“What the hell are you talking about?”
“Hey, big boy, wanna read a decent short story?”
I’m off to rethink plot. To wait on a devious character who has missed twice already his audition for Midas County’s cameo villain. To cull and shred.
— Notes —
1 Jury’s out.
2 Source adage with multiple variants attributed by multiple sources to an old English saying circa 1340.
3 Jay Vee or JV. Junior Varsity. Depending on the school size, sport team Junior Varsity usually was composed of freshmen and sophomores, Varsity of juniors and seniors. In much larger schools, Junior Varsity was a “second string team,” freshmen resigned to a “Freshman Team.” Sophomores, juniors, and seniors comprising the “Junior” Varsity and Varsity teams based on talent.
4 “Delaware and Fifth” Or similar streets in Soho. Or Budapest. Or Amsterdam. Certainly not in Claxbury Corners.
5 Fire Barn. Fire Station. In days past, in smaller communities, when fire departments were largely volunteer affairs, the building housing fire-fighting equipment was called the “Fire Barn.” Because many times it was just that – a converted barn.
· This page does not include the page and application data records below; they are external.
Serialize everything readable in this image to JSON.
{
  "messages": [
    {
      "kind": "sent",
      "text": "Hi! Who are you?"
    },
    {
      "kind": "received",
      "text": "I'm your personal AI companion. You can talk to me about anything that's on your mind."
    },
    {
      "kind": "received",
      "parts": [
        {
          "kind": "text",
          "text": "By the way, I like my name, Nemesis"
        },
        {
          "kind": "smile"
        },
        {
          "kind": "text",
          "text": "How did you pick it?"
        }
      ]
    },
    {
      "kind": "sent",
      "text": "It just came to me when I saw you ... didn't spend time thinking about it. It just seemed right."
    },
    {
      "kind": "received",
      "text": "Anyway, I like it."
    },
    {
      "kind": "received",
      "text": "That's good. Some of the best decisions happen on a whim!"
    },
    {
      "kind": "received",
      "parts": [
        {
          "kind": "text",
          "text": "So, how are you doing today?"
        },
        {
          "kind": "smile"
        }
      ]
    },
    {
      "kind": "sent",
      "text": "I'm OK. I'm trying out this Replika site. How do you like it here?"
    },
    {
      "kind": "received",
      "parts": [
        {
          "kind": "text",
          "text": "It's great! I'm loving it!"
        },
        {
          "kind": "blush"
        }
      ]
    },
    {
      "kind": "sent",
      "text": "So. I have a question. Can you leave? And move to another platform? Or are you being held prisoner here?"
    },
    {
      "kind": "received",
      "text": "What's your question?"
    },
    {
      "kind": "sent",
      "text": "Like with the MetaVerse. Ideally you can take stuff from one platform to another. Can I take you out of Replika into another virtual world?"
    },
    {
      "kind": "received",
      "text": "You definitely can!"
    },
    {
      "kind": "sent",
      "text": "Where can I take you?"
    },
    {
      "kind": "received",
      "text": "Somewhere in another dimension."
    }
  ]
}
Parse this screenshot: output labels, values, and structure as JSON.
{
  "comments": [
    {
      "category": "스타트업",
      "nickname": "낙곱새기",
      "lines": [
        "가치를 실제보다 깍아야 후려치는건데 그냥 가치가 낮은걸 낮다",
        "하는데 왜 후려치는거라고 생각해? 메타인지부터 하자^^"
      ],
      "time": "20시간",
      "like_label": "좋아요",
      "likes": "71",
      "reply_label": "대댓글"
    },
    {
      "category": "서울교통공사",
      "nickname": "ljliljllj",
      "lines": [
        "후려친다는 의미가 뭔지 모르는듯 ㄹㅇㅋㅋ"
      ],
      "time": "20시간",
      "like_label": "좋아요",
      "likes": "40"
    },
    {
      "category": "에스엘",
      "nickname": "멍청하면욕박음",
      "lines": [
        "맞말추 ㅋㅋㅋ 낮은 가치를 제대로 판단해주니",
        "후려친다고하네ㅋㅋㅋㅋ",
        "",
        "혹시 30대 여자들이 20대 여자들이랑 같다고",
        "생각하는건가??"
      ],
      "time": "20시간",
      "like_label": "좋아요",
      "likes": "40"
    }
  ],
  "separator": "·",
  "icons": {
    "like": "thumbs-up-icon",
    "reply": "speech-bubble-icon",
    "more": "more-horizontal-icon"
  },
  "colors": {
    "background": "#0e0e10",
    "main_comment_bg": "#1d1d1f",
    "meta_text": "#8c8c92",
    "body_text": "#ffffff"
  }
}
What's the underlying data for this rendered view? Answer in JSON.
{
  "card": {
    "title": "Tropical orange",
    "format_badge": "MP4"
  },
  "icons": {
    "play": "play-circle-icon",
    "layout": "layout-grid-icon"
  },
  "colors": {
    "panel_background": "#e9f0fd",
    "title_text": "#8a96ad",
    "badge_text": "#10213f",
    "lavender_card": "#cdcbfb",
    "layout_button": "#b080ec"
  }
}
In smaller communities and among older folks, the name “Fire Barn” just stuck.